Mental health is the hidden casualty of the Williamtown contamination crisis.
Much has been written about the loss of livelihoods, the feared health impacts and the plummeting house prices, but the inevitable consequence of all of these impacts is a decline in mental health.
Job loss, financial pressure and health concerns regularly feature in lists of the leading causes of stress. Some residents are experiencing tension from all of these factors, as well as the destabilising effect of being in a situation they can’t control.
"I am lost, I don’t know where to go, or how to fix this,” one woman said, elucidating the utter sense of despair and powerlessness that has gripped the community.
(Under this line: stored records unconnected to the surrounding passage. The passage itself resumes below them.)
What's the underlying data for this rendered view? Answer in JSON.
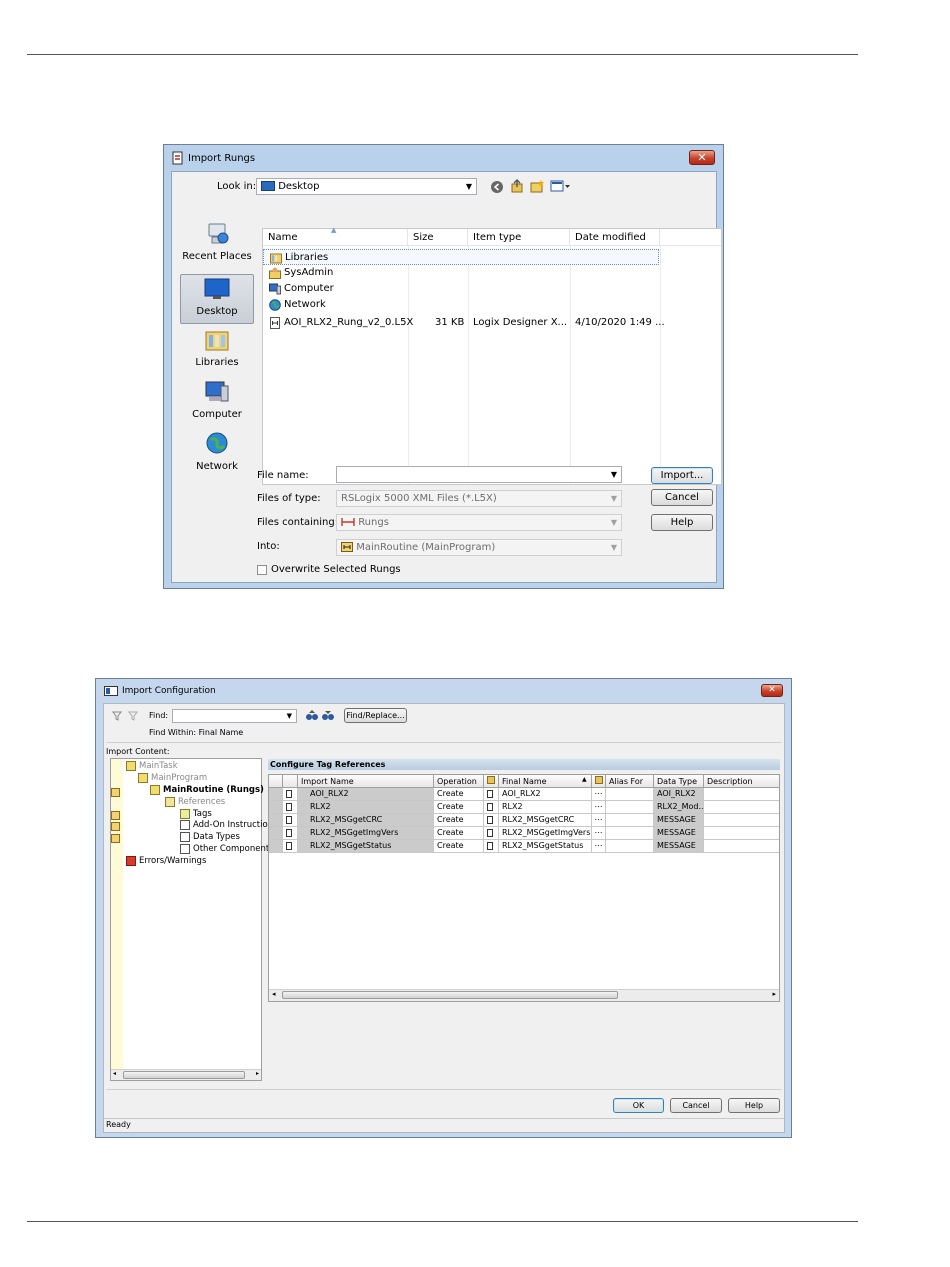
{
  "import_rungs": {
    "title": "Import Rungs",
    "look_in_label": "Look in:",
    "look_in_value": "Desktop",
    "places": [
      {
        "label": "Recent Places",
        "icon": "recent-places-icon"
      },
      {
        "label": "Desktop",
        "icon": "desktop-icon",
        "selected": true
      },
      {
        "label": "Libraries",
        "icon": "libraries-icon"
      },
      {
        "label": "Computer",
        "icon": "computer-icon"
      },
      {
        "label": "Network",
        "icon": "network-icon"
      }
    ],
    "columns": [
      "Name",
      "Size",
      "Item type",
      "Date modified"
    ],
    "files": [
      {
        "name": "Libraries",
        "size": "",
        "type": "",
        "date": "",
        "icon": "libraries-icon"
      },
      {
        "name": "SysAdmin",
        "size": "",
        "type": "",
        "date": "",
        "icon": "user-folder-icon"
      },
      {
        "name": "Computer",
        "size": "",
        "type": "",
        "date": "",
        "icon": "computer-icon"
      },
      {
        "name": "Network",
        "size": "",
        "type": "",
        "date": "",
        "icon": "network-icon"
      },
      {
        "name": "AOI_RLX2_Rung_v2_0.L5X",
        "size": "31 KB",
        "type": "Logix Designer X...",
        "date": "4/10/2020 1:49 ...",
        "icon": "l5x-file-icon"
      }
    ],
    "file_name_label": "File name:",
    "file_name_value": "",
    "files_of_type_label": "Files of type:",
    "files_of_type_value": "RSLogix 5000 XML Files (*.L5X)",
    "files_containing_label": "Files containing:",
    "files_containing_value": "Rungs",
    "into_label": "Into:",
    "into_value": "MainRoutine (MainProgram)",
    "overwrite_label": "Overwrite Selected Rungs",
    "buttons": {
      "import": "Import...",
      "cancel": "Cancel",
      "help": "Help"
    }
  },
  "import_config": {
    "title": "Import Configuration",
    "find_label": "Find:",
    "find_value": "",
    "find_within": "Find Within: Final Name",
    "find_replace": "Find/Replace...",
    "import_content_label": "Import Content:",
    "tree": [
      {
        "label": "MainTask"
      },
      {
        "label": "MainProgram"
      },
      {
        "label": "MainRoutine (Rungs)"
      },
      {
        "label": "References"
      },
      {
        "label": "Tags"
      },
      {
        "label": "Add-On Instructio"
      },
      {
        "label": "Data Types"
      },
      {
        "label": "Other Components"
      },
      {
        "label": "Errors/Warnings"
      }
    ],
    "section_title": "Configure Tag References",
    "columns": [
      "Import Name",
      "Operation",
      "Final Name",
      "Alias For",
      "Data Type",
      "Description"
    ],
    "rows": [
      {
        "import_name": "AOI_RLX2",
        "operation": "Create",
        "final_name": "AOI_RLX2",
        "alias": "",
        "data_type": "AOI_RLX2",
        "description": ""
      },
      {
        "import_name": "RLX2",
        "operation": "Create",
        "final_name": "RLX2",
        "alias": "",
        "data_type": "RLX2_Mod...",
        "description": ""
      },
      {
        "import_name": "RLX2_MSGgetCRC",
        "operation": "Create",
        "final_name": "RLX2_MSGgetCRC",
        "alias": "",
        "data_type": "MESSAGE",
        "description": ""
      },
      {
        "import_name": "RLX2_MSGgetImgVers",
        "operation": "Create",
        "final_name": "RLX2_MSGgetImgVers",
        "alias": "",
        "data_type": "MESSAGE",
        "description": ""
      },
      {
        "import_name": "RLX2_MSGgetStatus",
        "operation": "Create",
        "final_name": "RLX2_MSGgetStatus",
        "alias": "",
        "data_type": "MESSAGE",
        "description": ""
      }
    ],
    "buttons": {
      "ok": "OK",
      "cancel": "Cancel",
      "help": "Help"
    },
    "status": "Ready"
  }
}
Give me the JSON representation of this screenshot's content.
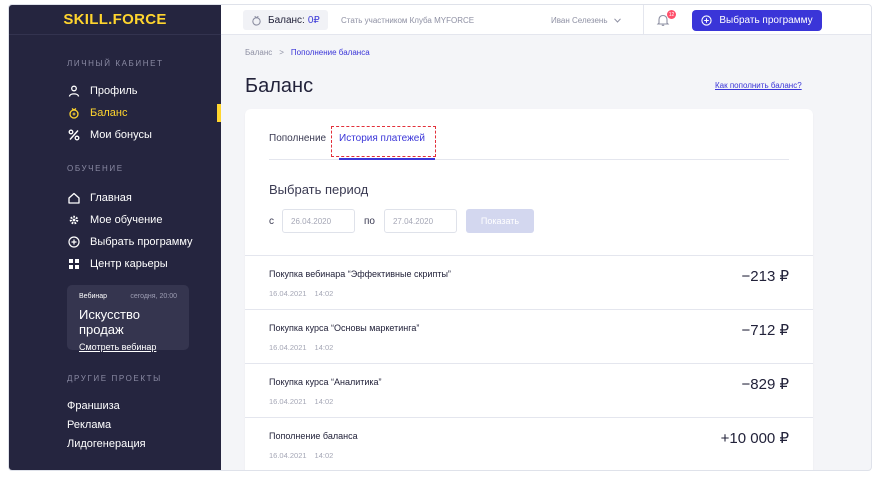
{
  "logo": "SKILL.FORCE",
  "sidebar": {
    "section_account": "ЛИЧНЫЙ КАБИНЕТ",
    "account_items": [
      {
        "label": "Профиль",
        "icon": "user-icon"
      },
      {
        "label": "Баланс",
        "icon": "wallet-icon",
        "active": true
      },
      {
        "label": "Мои бонусы",
        "icon": "percent-icon"
      }
    ],
    "section_learning": "ОБУЧЕНИЕ",
    "learning_items": [
      {
        "label": "Главная",
        "icon": "home-icon"
      },
      {
        "label": "Мое обучение",
        "icon": "gear-icon"
      },
      {
        "label": "Выбрать программу",
        "icon": "plus-circle-icon"
      },
      {
        "label": "Центр карьеры",
        "icon": "grid-icon"
      }
    ],
    "webinar": {
      "tag": "Вебинар",
      "date": "сегодня, 20:00",
      "title": "Искусство продаж",
      "link": "Смотреть вебинар"
    },
    "section_other": "ДРУГИЕ ПРОЕКТЫ",
    "other_links": [
      "Франшиза",
      "Реклама",
      "Лидогенерация"
    ]
  },
  "topbar": {
    "balance_label": "Баланс:",
    "balance_value": "0₽",
    "club_link": "Стать участником Клуба MYFORCE",
    "user_name": "Иван Селезень",
    "notifications_count": "12",
    "cta_label": "Выбрать программу"
  },
  "main": {
    "breadcrumb": [
      "Баланс",
      "Пополнение баланса"
    ],
    "title": "Баланс",
    "how_link": "Как пополнить баланс?",
    "tabs": [
      "Пополнение",
      "История платежей"
    ],
    "period": {
      "title": "Выбрать период",
      "from_label": "с",
      "from_value": "26.04.2020",
      "to_label": "по",
      "to_value": "27.04.2020",
      "show_label": "Показать"
    },
    "transactions": [
      {
        "title": "Покупка вебинара “Эффективные скрипты”",
        "date": "16.04.2021",
        "time": "14:02",
        "amount": "−213 ₽"
      },
      {
        "title": "Покупка курса “Основы маркетинга”",
        "date": "16.04.2021",
        "time": "14:02",
        "amount": "−712 ₽"
      },
      {
        "title": "Покупка курса “Аналитика”",
        "date": "16.04.2021",
        "time": "14:02",
        "amount": "−829 ₽"
      },
      {
        "title": "Пополнение баланса",
        "date": "16.04.2021",
        "time": "14:02",
        "amount": "+10 000 ₽"
      }
    ]
  },
  "colors": {
    "sidebar_bg": "#25253f",
    "accent_yellow": "#ffd52e",
    "primary": "#3a35d8",
    "highlight_red": "#e2303a"
  }
}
About 650 homes lie within the red zone, with residents unable to use bore water and fishermen banned from local waterways. Their lives have been robbed of certainty and many endure sleepless nights worrying about the future.
More than six months after the Defence Department confirmed that perfluorinated chemicals used on the RAAF base had leached into surrounding ground and surface water, the lives of affected residents remain in limbo. They can’t get confirmation of health risks, blood testing has been denied, property buy-backs won’t be discussed, and compensation for those out of work is insufficient.
On top of this they feel betrayed by Defence, the organisation they once viewed as their good neighbour.
Against this background, residents have become suspicious of authority, which appears to be why many have shied away from using the dedicated mental health services that have been provided, which include weekly half-day clinics at Fern Bay and a special phone line for residents. Uptake has been low and Hunter New England Health admits lack of trust is an issue.
It is hard to see how authorities can help, other than to perhaps provide added funding for people to seek assistance from private practitioners without the burden of gap fees or the cap of 10 sessions per year provided under federal regulations.
Even then, there is no sugar-coating the very real and traumatic circumstances the residents of the red zone are grappling with.
The only effective way of addressing their mental health issues is for the federal government to accept responsibility for fixing the problems that are causing them.